• [REQUIRED ACTION]:
Write the entries out again. Each one must match exactly.

• [EXTRACTED RECORDS]:
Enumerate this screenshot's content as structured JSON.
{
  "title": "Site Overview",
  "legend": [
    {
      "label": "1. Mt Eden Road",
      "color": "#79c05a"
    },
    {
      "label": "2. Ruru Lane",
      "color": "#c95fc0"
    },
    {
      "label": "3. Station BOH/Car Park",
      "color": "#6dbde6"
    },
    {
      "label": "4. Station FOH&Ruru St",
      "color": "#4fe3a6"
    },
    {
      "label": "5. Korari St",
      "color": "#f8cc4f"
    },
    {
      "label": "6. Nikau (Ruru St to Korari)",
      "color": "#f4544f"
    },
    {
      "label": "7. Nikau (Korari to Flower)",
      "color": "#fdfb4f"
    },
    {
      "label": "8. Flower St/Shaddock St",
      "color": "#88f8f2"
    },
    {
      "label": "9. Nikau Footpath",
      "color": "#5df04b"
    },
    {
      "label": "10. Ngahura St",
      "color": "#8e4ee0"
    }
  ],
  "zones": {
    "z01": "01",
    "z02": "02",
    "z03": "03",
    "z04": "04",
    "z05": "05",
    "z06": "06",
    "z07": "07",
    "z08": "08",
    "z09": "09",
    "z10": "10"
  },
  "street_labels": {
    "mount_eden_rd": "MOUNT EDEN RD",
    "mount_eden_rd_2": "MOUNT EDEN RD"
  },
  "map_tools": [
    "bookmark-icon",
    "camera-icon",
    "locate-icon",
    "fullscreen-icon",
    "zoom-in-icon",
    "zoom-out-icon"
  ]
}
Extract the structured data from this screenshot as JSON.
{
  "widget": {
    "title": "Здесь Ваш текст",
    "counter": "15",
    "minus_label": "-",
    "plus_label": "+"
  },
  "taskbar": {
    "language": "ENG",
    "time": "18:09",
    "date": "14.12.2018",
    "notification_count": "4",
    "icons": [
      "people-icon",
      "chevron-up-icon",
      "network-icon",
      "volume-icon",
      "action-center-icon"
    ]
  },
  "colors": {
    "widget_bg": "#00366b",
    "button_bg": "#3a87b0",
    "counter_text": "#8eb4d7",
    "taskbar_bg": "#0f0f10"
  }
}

• [SOLUTION]:
Enumerate this screenshot's content as structured JSON.
{
  "title": "Site Overview",
  "legend": [
    {
      "label": "1. Mt Eden Road",
      "color": "#79c05a"
    },
    {
      "label": "2. Ruru Lane",
      "color": "#c95fc0"
    },
    {
      "label": "3. Station BOH/Car Park",
      "color": "#6dbde6"
    },
    {
      "label": "4. Station FOH&Ruru St",
      "color": "#4fe3a6"
    },
    {
      "label": "5. Korari St",
      "color": "#f8cc4f"
    },
    {
      "label": "6. Nikau (Ruru St to Korari)",
      "color": "#f4544f"
    },
    {
      "label": "7. Nikau (Korari to Flower)",
      "color": "#fdfb4f"
    },
    {
      "label": "8. Flower St/Shaddock St",
      "color": "#88f8f2"
    },
    {
      "label": "9. Nikau Footpath",
      "color": "#5df04b"
    },
    {
      "label": "10. Ngahura St",
      "color": "#8e4ee0"
    }
  ],
  "zones": {
    "z01": "01",
    "z02": "02",
    "z03": "03",
    "z04": "04",
    "z05": "05",
    "z06": "06",
    "z07": "07",
    "z08": "08",
    "z09": "09",
    "z10": "10"
  },
  "street_labels": {
    "mount_eden_rd": "MOUNT EDEN RD",
    "mount_eden_rd_2": "MOUNT EDEN RD"
  },
  "map_tools": [
    "bookmark-icon",
    "camera-icon",
    "locate-icon",
    "fullscreen-icon",
    "zoom-in-icon",
    "zoom-out-icon"
  ]
}
Extract the structured data from this screenshot as JSON.
{
  "widget": {
    "title": "Здесь Ваш текст",
    "counter": "15",
    "minus_label": "-",
    "plus_label": "+"
  },
  "taskbar": {
    "language": "ENG",
    "time": "18:09",
    "date": "14.12.2018",
    "notification_count": "4",
    "icons": [
      "people-icon",
      "chevron-up-icon",
      "network-icon",
      "volume-icon",
      "action-center-icon"
    ]
  },
  "colors": {
    "widget_bg": "#00366b",
    "button_bg": "#3a87b0",
    "counter_text": "#8eb4d7",
    "taskbar_bg": "#0f0f10"
  }
}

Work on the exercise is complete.